Painting of a pineapple grown in Surrey, England, by artist Theodorus Netscher, 1720, public domain

Painting of a pineapple grown in Surrey, England, by artist Theodorus Netscher, 1720. Public domain image.

Conquering the Weather

Heated greenhouses were required to grow citrus and other exotic fruit in the Mid-Atlantic region and only the wealthiest families could afford them. In an orangery, an elaborate underfloor heating system enabled potted fruit trees to thrive inside during the cold winter months. Enslaved workers slept in the greenhouses to ensure that fires were tended throughout the night. During warmer weather, the doors were opened and enslaved laborers moved the potted trees outdoors.


Harrison Roberts, who was formally enslaved at Wye House on the Eastern shore, continued to tend that garden into the early twentieth century. Margaret Tilghman Carroll’s relatives lived at Wye House and she would have had knowledge of and access to this orangery, which still stands today. Courtesy of The Star Democrat.


Reconstructed orangery at George Washington’s Mount Vernon. Courtesy of the Mount Vernon Ladies’ Association.

Mount Vernon’s Orangery

Gen. George Washington admired the Carroll’s orangery and requested information through his aide-de-camp, Lt. Col. Tench Tilghman, who was Margaret’s first cousin. Through letters, Margaret who was then a widow, offered her extensive technical knowledge. She also insisted on gifting Washington several mature trees and rare plants, inadvertently annoying the frugal president when he had to hire a boat to transport them.

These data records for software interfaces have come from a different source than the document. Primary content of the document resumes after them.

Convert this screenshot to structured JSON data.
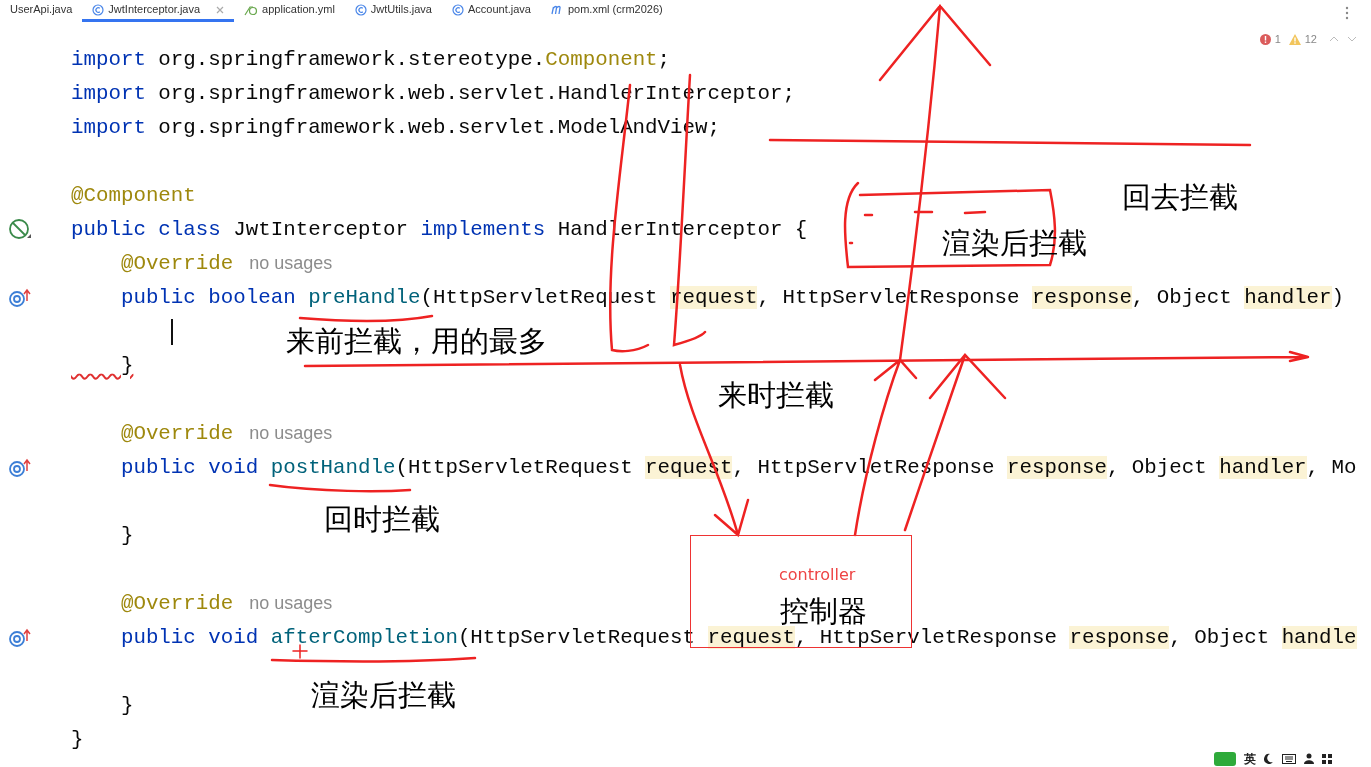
{
  "tabs": [
    {
      "label": "UserApi.java",
      "kind": "none",
      "selected": false,
      "closable": false
    },
    {
      "label": "JwtInterceptor.java",
      "kind": "class",
      "selected": true,
      "closable": true
    },
    {
      "label": "application.yml",
      "kind": "config",
      "selected": false,
      "closable": false
    },
    {
      "label": "JwtUtils.java",
      "kind": "class",
      "selected": false,
      "closable": false
    },
    {
      "label": "Account.java",
      "kind": "class",
      "selected": false,
      "closable": false
    },
    {
      "label": "pom.xml (crm2026)",
      "kind": "maven",
      "selected": false,
      "closable": false
    }
  ],
  "problems": {
    "errors": "1",
    "warnings": "12"
  },
  "code_lines": [
    {
      "caret": false,
      "tokens": [
        {
          "kind": "kw",
          "text": "import"
        },
        {
          "kind": "plain",
          "text": " org.springframework.stereotype."
        },
        {
          "kind": "ref",
          "text": "Component"
        },
        {
          "kind": "plain",
          "text": ";"
        }
      ]
    },
    {
      "caret": false,
      "tokens": [
        {
          "kind": "kw",
          "text": "import"
        },
        {
          "kind": "plain",
          "text": " org.springframework.web.servlet.HandlerInterceptor;"
        }
      ]
    },
    {
      "caret": false,
      "tokens": [
        {
          "kind": "kw",
          "text": "import"
        },
        {
          "kind": "plain",
          "text": " org.springframework.web.servlet.ModelAndView;"
        }
      ]
    },
    {
      "caret": false
    },
    {
      "caret": false,
      "tokens": [
        {
          "kind": "ref",
          "text": "@Component"
        }
      ]
    },
    {
      "caret": false,
      "gutter_icon": {
        "kind": "disabled"
      },
      "tokens": [
        {
          "kind": "kw",
          "text": "public class"
        },
        {
          "kind": "plain",
          "text": " JwtInterceptor "
        },
        {
          "kind": "kw",
          "text": "implements"
        },
        {
          "kind": "plain",
          "text": " HandlerInterceptor {"
        }
      ]
    },
    {
      "caret": false,
      "tokens": [
        {
          "kind": "ref",
          "text": "    @Override"
        },
        {
          "kind": "hint",
          "text": "no usages"
        }
      ]
    },
    {
      "caret": false,
      "gutter_icon": {
        "kind": "override"
      },
      "tokens": [
        {
          "kind": "kw",
          "text": "    public boolean "
        },
        {
          "kind": "method",
          "text": "preHandle"
        },
        {
          "kind": "plain",
          "text": "(HttpServletRequest "
        },
        {
          "kind": "param",
          "text": "request"
        },
        {
          "kind": "plain",
          "text": ", HttpServletResponse "
        },
        {
          "kind": "param",
          "text": "response"
        },
        {
          "kind": "plain",
          "text": ", Object "
        },
        {
          "kind": "param",
          "text": "handler"
        },
        {
          "kind": "plain",
          "text": ")"
        }
      ]
    },
    {
      "caret": true
    },
    {
      "caret": false,
      "tokens": [
        {
          "kind": "error",
          "text": "    }"
        }
      ]
    },
    {
      "caret": false
    },
    {
      "caret": false,
      "tokens": [
        {
          "kind": "ref",
          "text": "    @Override"
        },
        {
          "kind": "hint",
          "text": "no usages"
        }
      ]
    },
    {
      "caret": false,
      "gutter_icon": {
        "kind": "override"
      },
      "tokens": [
        {
          "kind": "kw",
          "text": "    public void "
        },
        {
          "kind": "method",
          "text": "postHandle"
        },
        {
          "kind": "plain",
          "text": "(HttpServletRequest "
        },
        {
          "kind": "param",
          "text": "request"
        },
        {
          "kind": "plain",
          "text": ", HttpServletResponse "
        },
        {
          "kind": "param",
          "text": "response"
        },
        {
          "kind": "plain",
          "text": ", Object "
        },
        {
          "kind": "param",
          "text": "handler"
        },
        {
          "kind": "plain",
          "text": ", Mo"
        }
      ]
    },
    {
      "caret": false
    },
    {
      "caret": false,
      "tokens": [
        {
          "kind": "plain",
          "text": "    }"
        }
      ]
    },
    {
      "caret": false
    },
    {
      "caret": false,
      "tokens": [
        {
          "kind": "ref",
          "text": "    @Override"
        },
        {
          "kind": "hint",
          "text": "no usages"
        }
      ]
    },
    {
      "caret": false,
      "gutter_icon": {
        "kind": "override"
      },
      "tokens": [
        {
          "kind": "kw",
          "text": "    public void "
        },
        {
          "kind": "method",
          "text": "afterCompletion"
        },
        {
          "kind": "plain",
          "text": "(HttpServletRequest "
        },
        {
          "kind": "param",
          "text": "request"
        },
        {
          "kind": "plain",
          "text": ", HttpServletResponse "
        },
        {
          "kind": "param",
          "text": "response"
        },
        {
          "kind": "plain",
          "text": ", Object "
        },
        {
          "kind": "param",
          "text": "handle"
        }
      ]
    },
    {
      "caret": false
    },
    {
      "caret": false,
      "tokens": [
        {
          "kind": "plain",
          "text": "    }"
        }
      ]
    },
    {
      "caret": false,
      "tokens": [
        {
          "kind": "plain",
          "text": "}"
        }
      ]
    }
  ],
  "annotations": [
    {
      "text": "回去拦截",
      "kind": "note"
    },
    {
      "text": "渲染后拦截",
      "kind": "note"
    },
    {
      "text": "来前拦截，用的最多",
      "kind": "note"
    },
    {
      "text": "来时拦截",
      "kind": "note"
    },
    {
      "text": "回时拦截",
      "kind": "note"
    },
    {
      "text": "controller",
      "kind": "label"
    },
    {
      "text": "控制器",
      "kind": "note"
    },
    {
      "text": "渲染后拦截",
      "kind": "note"
    }
  ],
  "ime": {
    "mode": "英"
  }
}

Through letters, we know that Margaret supplied Gen. Washington with two shaddock (pomello) trees, nine lemon trees, nine orange trees, one “balm scented shrub,” two pots of aloe, and “some tufts of knotted marjoram”.


The greenhouse at George Washington's Mount Vernon was built in 1787 with technical advice and starter plants provided by Margaret Tilghman Carroll. It burned in 1835 and was reconstructed in 1951 based on drawings of the original structure. Courtesy of the Mount Vernon Ladies' Association.

Status Symbol

A wild plant originating in the Brazilian rainforest, the pineapple became a symbol of exoticism and conspicuous consumption when it was first introduced to Europeans about 1500. To grow them in the Mid-Atlantic region required a special greenhouse called a pinery or stovehouse that would provide artificial heat and light year-round. Enslaved workers would tend the fires day and night.


Engraving from Nürnbergische Hesperides, a 1708 German book on exotic tropical fruits being grown in European greenhouses. Public domain image.

Possible Pineapple Plagiarism

The Carrolls sought out experienced gardeners as indentured servants. One transported convict named John Adam Smith arrived in 1768 and helped build a pinery for the Carrolls. A visitor to Mount Clare in 1770, Mary Amblin, recorded in her diary that a gardener expected to raise 100 pineapples the following year.

In July, 1769 a “Treatise on the Pine-apple, a New Invention” was published and advertised in England by Adam Taylor, gardener to George Willy, Esq. In May 1772, a strikingly similar advertisement appeared in a Philadelphia newspaper seeking subscribers for a “Treatise on the Pine-apple, a New Invention” for 5 shillings each. The author was identified as John Adam Smith, gardener to Charles Carroll, Esq. Apparently, not enough subscriptions were sold as the treatise was not published. However, less than a year later, the Barrister placed an advertisement looking for Smith who had sought his freedom, or run away, and presumably also taken a treatise on pineapples “which he pretends is of his own writing.”


Ad from The Derby Mercury in England, August 11, 1769. Courtesy of Derby Libraries.


Ad from the American Daily Advertiser, in Philadelphia, May 18, 1772. Courtesy of the American Antiquarian Society.